Data section:
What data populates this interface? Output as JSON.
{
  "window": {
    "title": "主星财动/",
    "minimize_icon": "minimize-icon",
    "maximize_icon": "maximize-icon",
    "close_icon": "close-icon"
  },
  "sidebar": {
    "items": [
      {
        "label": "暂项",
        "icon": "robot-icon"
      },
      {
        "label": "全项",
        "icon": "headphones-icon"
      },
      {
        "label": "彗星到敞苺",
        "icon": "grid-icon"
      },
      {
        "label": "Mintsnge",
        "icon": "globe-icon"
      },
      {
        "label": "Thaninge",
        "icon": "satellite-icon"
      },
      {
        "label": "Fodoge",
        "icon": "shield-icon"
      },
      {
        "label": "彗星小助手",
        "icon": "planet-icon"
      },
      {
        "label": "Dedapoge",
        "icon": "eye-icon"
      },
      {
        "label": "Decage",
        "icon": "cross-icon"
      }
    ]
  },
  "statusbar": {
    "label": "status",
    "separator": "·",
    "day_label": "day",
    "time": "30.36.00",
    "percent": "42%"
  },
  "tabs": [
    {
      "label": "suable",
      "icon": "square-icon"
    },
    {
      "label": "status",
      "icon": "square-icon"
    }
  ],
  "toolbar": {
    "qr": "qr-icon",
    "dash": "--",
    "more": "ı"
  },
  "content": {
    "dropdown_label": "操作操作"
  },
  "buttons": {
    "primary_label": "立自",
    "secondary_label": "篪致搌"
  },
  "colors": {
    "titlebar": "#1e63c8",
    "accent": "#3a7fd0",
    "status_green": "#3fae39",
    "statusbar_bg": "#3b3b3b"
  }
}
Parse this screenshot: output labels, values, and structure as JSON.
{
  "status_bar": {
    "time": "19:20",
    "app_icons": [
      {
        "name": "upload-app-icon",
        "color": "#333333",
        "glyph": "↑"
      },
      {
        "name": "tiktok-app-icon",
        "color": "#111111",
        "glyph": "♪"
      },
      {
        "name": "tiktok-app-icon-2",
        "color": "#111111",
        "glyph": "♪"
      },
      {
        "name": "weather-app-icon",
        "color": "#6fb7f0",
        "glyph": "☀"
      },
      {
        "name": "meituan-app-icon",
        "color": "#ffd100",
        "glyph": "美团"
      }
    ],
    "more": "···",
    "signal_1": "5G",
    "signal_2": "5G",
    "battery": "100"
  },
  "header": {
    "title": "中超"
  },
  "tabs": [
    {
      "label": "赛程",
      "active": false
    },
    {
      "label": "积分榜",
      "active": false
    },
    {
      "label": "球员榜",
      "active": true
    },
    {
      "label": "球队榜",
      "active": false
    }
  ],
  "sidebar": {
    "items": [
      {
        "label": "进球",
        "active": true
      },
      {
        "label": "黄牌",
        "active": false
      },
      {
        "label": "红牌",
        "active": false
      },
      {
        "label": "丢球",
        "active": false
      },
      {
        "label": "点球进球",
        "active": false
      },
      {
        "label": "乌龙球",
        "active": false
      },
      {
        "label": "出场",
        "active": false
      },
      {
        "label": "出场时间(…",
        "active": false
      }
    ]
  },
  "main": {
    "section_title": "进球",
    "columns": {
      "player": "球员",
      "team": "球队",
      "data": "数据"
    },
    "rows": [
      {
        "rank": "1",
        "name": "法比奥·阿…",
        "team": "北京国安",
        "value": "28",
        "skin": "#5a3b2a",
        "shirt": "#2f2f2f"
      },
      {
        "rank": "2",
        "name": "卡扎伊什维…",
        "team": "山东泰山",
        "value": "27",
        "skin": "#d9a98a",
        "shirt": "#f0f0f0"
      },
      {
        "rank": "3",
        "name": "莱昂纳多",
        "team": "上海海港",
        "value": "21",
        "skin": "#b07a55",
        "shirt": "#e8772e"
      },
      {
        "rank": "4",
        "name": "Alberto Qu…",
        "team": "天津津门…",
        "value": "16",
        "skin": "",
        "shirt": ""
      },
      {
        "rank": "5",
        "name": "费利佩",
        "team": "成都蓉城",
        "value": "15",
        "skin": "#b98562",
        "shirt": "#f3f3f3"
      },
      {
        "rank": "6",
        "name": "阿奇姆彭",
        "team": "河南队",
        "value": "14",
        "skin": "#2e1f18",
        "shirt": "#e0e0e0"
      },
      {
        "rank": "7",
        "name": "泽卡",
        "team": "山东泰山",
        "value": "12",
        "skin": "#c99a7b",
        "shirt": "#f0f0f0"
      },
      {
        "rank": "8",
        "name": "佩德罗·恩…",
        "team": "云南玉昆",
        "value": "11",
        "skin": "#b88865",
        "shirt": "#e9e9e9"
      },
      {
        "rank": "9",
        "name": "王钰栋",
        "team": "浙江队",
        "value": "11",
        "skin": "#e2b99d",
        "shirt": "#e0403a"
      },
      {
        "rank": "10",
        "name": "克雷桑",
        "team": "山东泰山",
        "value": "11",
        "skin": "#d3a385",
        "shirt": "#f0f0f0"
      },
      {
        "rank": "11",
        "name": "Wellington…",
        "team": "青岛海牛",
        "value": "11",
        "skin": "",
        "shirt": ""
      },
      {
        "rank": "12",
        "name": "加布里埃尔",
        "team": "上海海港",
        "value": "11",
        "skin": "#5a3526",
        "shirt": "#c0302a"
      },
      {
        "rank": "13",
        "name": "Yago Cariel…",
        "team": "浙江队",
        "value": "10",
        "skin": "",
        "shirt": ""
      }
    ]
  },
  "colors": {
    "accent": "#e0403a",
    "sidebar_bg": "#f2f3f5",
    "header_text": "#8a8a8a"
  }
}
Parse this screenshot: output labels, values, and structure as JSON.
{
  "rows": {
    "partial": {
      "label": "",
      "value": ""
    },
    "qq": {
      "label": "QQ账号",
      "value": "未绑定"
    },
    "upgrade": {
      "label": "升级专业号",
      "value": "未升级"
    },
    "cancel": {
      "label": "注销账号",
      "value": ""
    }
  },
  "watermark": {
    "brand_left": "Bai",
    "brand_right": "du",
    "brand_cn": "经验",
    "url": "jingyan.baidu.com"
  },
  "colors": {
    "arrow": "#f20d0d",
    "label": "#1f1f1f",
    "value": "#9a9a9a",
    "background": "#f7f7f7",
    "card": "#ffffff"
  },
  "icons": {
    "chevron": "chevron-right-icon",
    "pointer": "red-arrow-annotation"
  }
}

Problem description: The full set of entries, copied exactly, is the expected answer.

Problem solution:
What data populates this interface? Output as JSON.
{
  "window": {
    "title": "主星财动/",
    "minimize_icon": "minimize-icon",
    "maximize_icon": "maximize-icon",
    "close_icon": "close-icon"
  },
  "sidebar": {
    "items": [
      {
        "label": "暂项",
        "icon": "robot-icon"
      },
      {
        "label": "全项",
        "icon": "headphones-icon"
      },
      {
        "label": "彗星到敞苺",
        "icon": "grid-icon"
      },
      {
        "label": "Mintsnge",
        "icon": "globe-icon"
      },
      {
        "label": "Thaninge",
        "icon": "satellite-icon"
      },
      {
        "label": "Fodoge",
        "icon": "shield-icon"
      },
      {
        "label": "彗星小助手",
        "icon": "planet-icon"
      },
      {
        "label": "Dedapoge",
        "icon": "eye-icon"
      },
      {
        "label": "Decage",
        "icon": "cross-icon"
      }
    ]
  },
  "statusbar": {
    "label": "status",
    "separator": "·",
    "day_label": "day",
    "time": "30.36.00",
    "percent": "42%"
  },
  "tabs": [
    {
      "label": "suable",
      "icon": "square-icon"
    },
    {
      "label": "status",
      "icon": "square-icon"
    }
  ],
  "toolbar": {
    "qr": "qr-icon",
    "dash": "--",
    "more": "ı"
  },
  "content": {
    "dropdown_label": "操作操作"
  },
  "buttons": {
    "primary_label": "立自",
    "secondary_label": "篪致搌"
  },
  "colors": {
    "titlebar": "#1e63c8",
    "accent": "#3a7fd0",
    "status_green": "#3fae39",
    "statusbar_bg": "#3b3b3b"
  }
}
Parse this screenshot: output labels, values, and structure as JSON.
{
  "status_bar": {
    "time": "19:20",
    "app_icons": [
      {
        "name": "upload-app-icon",
        "color": "#333333",
        "glyph": "↑"
      },
      {
        "name": "tiktok-app-icon",
        "color": "#111111",
        "glyph": "♪"
      },
      {
        "name": "tiktok-app-icon-2",
        "color": "#111111",
        "glyph": "♪"
      },
      {
        "name": "weather-app-icon",
        "color": "#6fb7f0",
        "glyph": "☀"
      },
      {
        "name": "meituan-app-icon",
        "color": "#ffd100",
        "glyph": "美团"
      }
    ],
    "more": "···",
    "signal_1": "5G",
    "signal_2": "5G",
    "battery": "100"
  },
  "header": {
    "title": "中超"
  },
  "tabs": [
    {
      "label": "赛程",
      "active": false
    },
    {
      "label": "积分榜",
      "active": false
    },
    {
      "label": "球员榜",
      "active": true
    },
    {
      "label": "球队榜",
      "active": false
    }
  ],
  "sidebar": {
    "items": [
      {
        "label": "进球",
        "active": true
      },
      {
        "label": "黄牌",
        "active": false
      },
      {
        "label": "红牌",
        "active": false
      },
      {
        "label": "丢球",
        "active": false
      },
      {
        "label": "点球进球",
        "active": false
      },
      {
        "label": "乌龙球",
        "active": false
      },
      {
        "label": "出场",
        "active": false
      },
      {
        "label": "出场时间(…",
        "active": false
      }
    ]
  },
  "main": {
    "section_title": "进球",
    "columns": {
      "player": "球员",
      "team": "球队",
      "data": "数据"
    },
    "rows": [
      {
        "rank": "1",
        "name": "法比奥·阿…",
        "team": "北京国安",
        "value": "28",
        "skin": "#5a3b2a",
        "shirt": "#2f2f2f"
      },
      {
        "rank": "2",
        "name": "卡扎伊什维…",
        "team": "山东泰山",
        "value": "27",
        "skin": "#d9a98a",
        "shirt": "#f0f0f0"
      },
      {
        "rank": "3",
        "name": "莱昂纳多",
        "team": "上海海港",
        "value": "21",
        "skin": "#b07a55",
        "shirt": "#e8772e"
      },
      {
        "rank": "4",
        "name": "Alberto Qu…",
        "team": "天津津门…",
        "value": "16",
        "skin": "",
        "shirt": ""
      },
      {
        "rank": "5",
        "name": "费利佩",
        "team": "成都蓉城",
        "value": "15",
        "skin": "#b98562",
        "shirt": "#f3f3f3"
      },
      {
        "rank": "6",
        "name": "阿奇姆彭",
        "team": "河南队",
        "value": "14",
        "skin": "#2e1f18",
        "shirt": "#e0e0e0"
      },
      {
        "rank": "7",
        "name": "泽卡",
        "team": "山东泰山",
        "value": "12",
        "skin": "#c99a7b",
        "shirt": "#f0f0f0"
      },
      {
        "rank": "8",
        "name": "佩德罗·恩…",
        "team": "云南玉昆",
        "value": "11",
        "skin": "#b88865",
        "shirt": "#e9e9e9"
      },
      {
        "rank": "9",
        "name": "王钰栋",
        "team": "浙江队",
        "value": "11",
        "skin": "#e2b99d",
        "shirt": "#e0403a"
      },
      {
        "rank": "10",
        "name": "克雷桑",
        "team": "山东泰山",
        "value": "11",
        "skin": "#d3a385",
        "shirt": "#f0f0f0"
      },
      {
        "rank": "11",
        "name": "Wellington…",
        "team": "青岛海牛",
        "value": "11",
        "skin": "",
        "shirt": ""
      },
      {
        "rank": "12",
        "name": "加布里埃尔",
        "team": "上海海港",
        "value": "11",
        "skin": "#5a3526",
        "shirt": "#c0302a"
      },
      {
        "rank": "13",
        "name": "Yago Cariel…",
        "team": "浙江队",
        "value": "10",
        "skin": "",
        "shirt": ""
      }
    ]
  },
  "colors": {
    "accent": "#e0403a",
    "sidebar_bg": "#f2f3f5",
    "header_text": "#8a8a8a"
  }
}
Parse this screenshot: output labels, values, and structure as JSON.
{
  "rows": {
    "partial": {
      "label": "",
      "value": ""
    },
    "qq": {
      "label": "QQ账号",
      "value": "未绑定"
    },
    "upgrade": {
      "label": "升级专业号",
      "value": "未升级"
    },
    "cancel": {
      "label": "注销账号",
      "value": ""
    }
  },
  "watermark": {
    "brand_left": "Bai",
    "brand_right": "du",
    "brand_cn": "经验",
    "url": "jingyan.baidu.com"
  },
  "colors": {
    "arrow": "#f20d0d",
    "label": "#1f1f1f",
    "value": "#9a9a9a",
    "background": "#f7f7f7",
    "card": "#ffffff"
  },
  "icons": {
    "chevron": "chevron-right-icon",
    "pointer": "red-arrow-annotation"
  }
}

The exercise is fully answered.